Ethereum Builder's Guide

Serpent Features

Serpent is one of the high-level programming languages used to write Ethereum contracts. The language, as suggested by its name, is designed to be very similar to Python; it is intended to be maximally clean and simple, combining many of the efficiency benefits of a low-level language with ease-of-use in programming style, and at the same time adding special domain-specific features for contract programming. The latest version of the Serpent compiler, available on github, is written in C++, allowing it to be easily included in any client.

This tutorial assumes basic knowledge of how Ethereum works, including the concept of blocks, transactions, contracts and messages and the fact that contracts take a byte array as input and provide a byte array as output. If you do not, then go here for a basic tutorial.
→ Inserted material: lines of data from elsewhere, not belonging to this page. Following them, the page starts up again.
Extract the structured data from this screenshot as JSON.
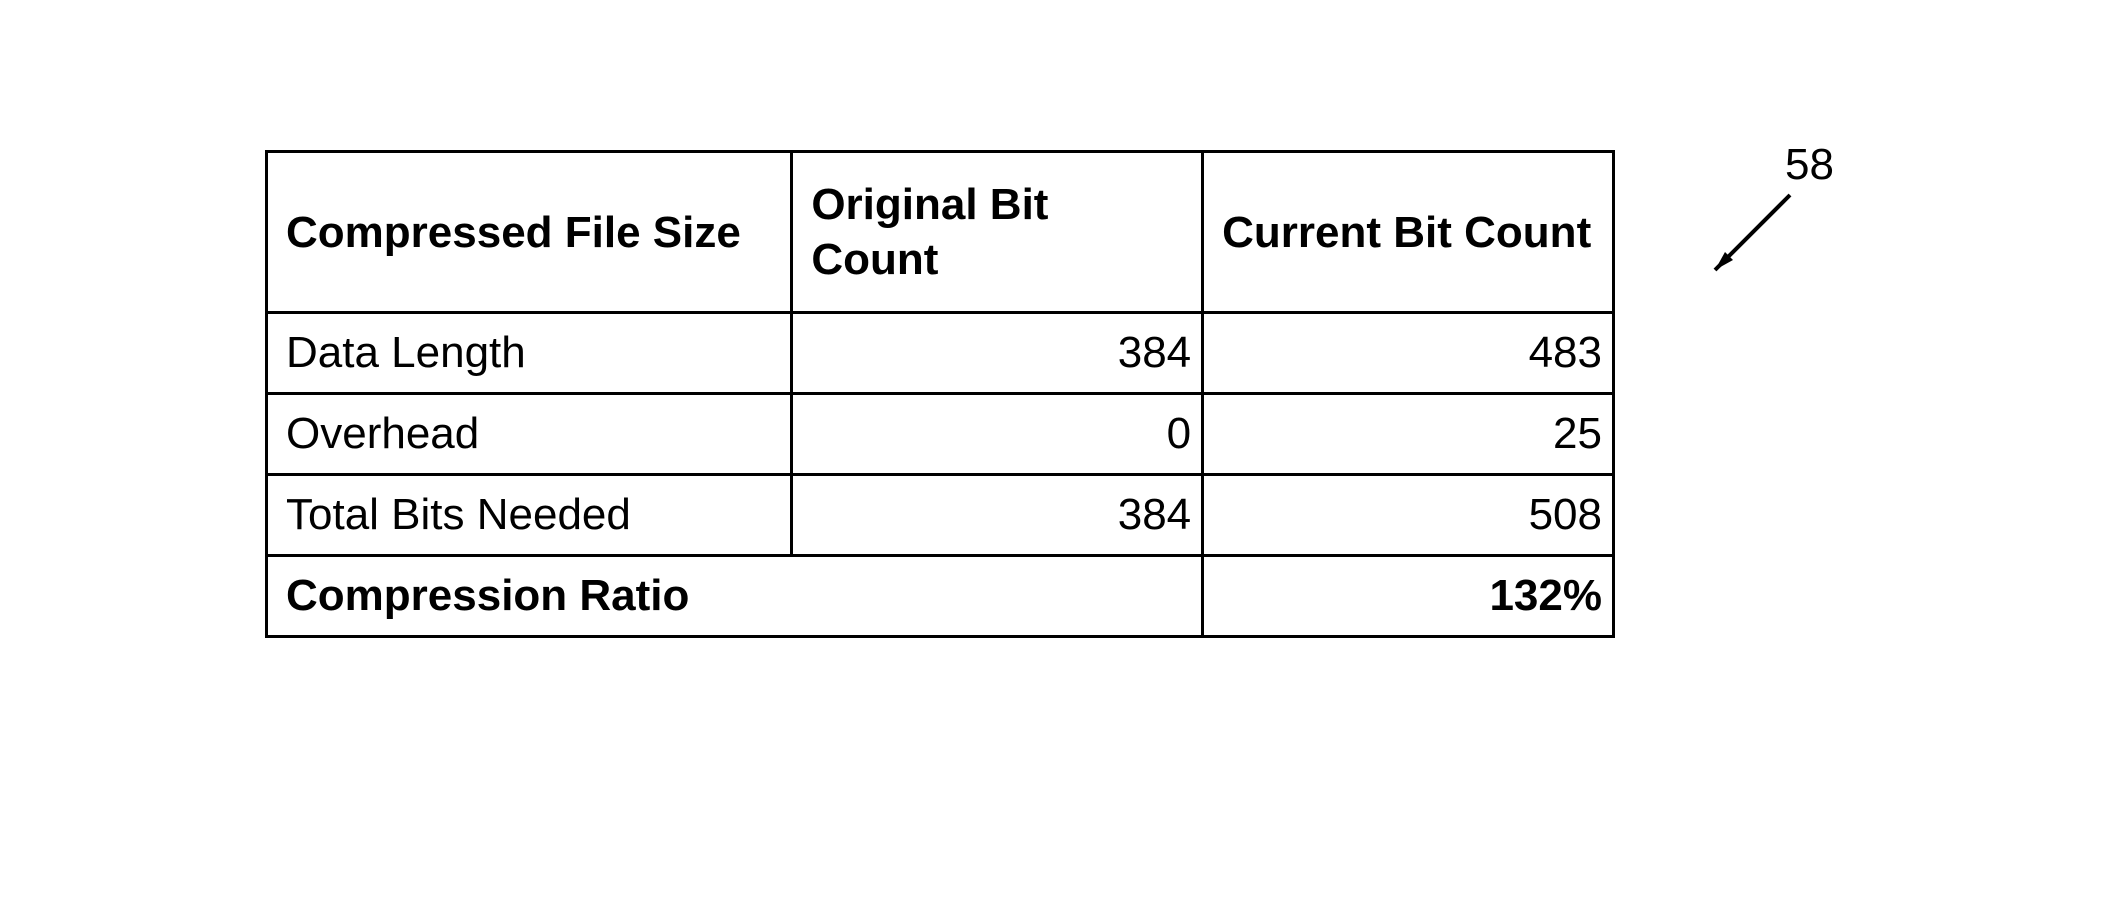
{
  "chart_data": {
    "type": "table",
    "headers": [
      "Compressed File Size",
      "Original Bit Count",
      "Current Bit Count"
    ],
    "rows": [
      {
        "label": "Data Length",
        "original": 384,
        "current": 483
      },
      {
        "label": "Overhead",
        "original": 0,
        "current": 25
      },
      {
        "label": "Total Bits Needed",
        "original": 384,
        "current": 508
      }
    ],
    "compression_ratio_label": "Compression Ratio",
    "compression_ratio": "132%"
  },
  "headers": {
    "col1": "Compressed File Size",
    "col2": "Original Bit Count",
    "col3": "Current Bit Count"
  },
  "rows": [
    {
      "label": "Data Length",
      "orig": "384",
      "curr": "483"
    },
    {
      "label": "Overhead",
      "orig": "0",
      "curr": "25"
    },
    {
      "label": "Total Bits Needed",
      "orig": "384",
      "curr": "508"
    }
  ],
  "ratio": {
    "label": "Compression Ratio",
    "value": "132%"
  },
  "callout": {
    "number": "58"
  }
}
Differences Between Serpent and Python

The important differences between Serpent and Python are:

  • Python numbers have potentially unlimited size, Serpent numbers wrap around 2256. For example, in Serpent the expression 3^(2^254) suprisingly evaluates to 1, even though in reality the actual integer is too large to be recorded in its entirety within the universe.
  • Serpent has no decimals.
  • Serpent has no list comprehensions (expressions like [x**2 for x in my_list]), dictionaries or most other advanced features
  • Serpent has no concept of first-class functions. Contracts do have functions, and can call their own functions, but variables (except storage) do not persist across calls.
  • Serpent has a concept of persistent storage variables
  • Serpent has an extern statement used to call functions from other contracts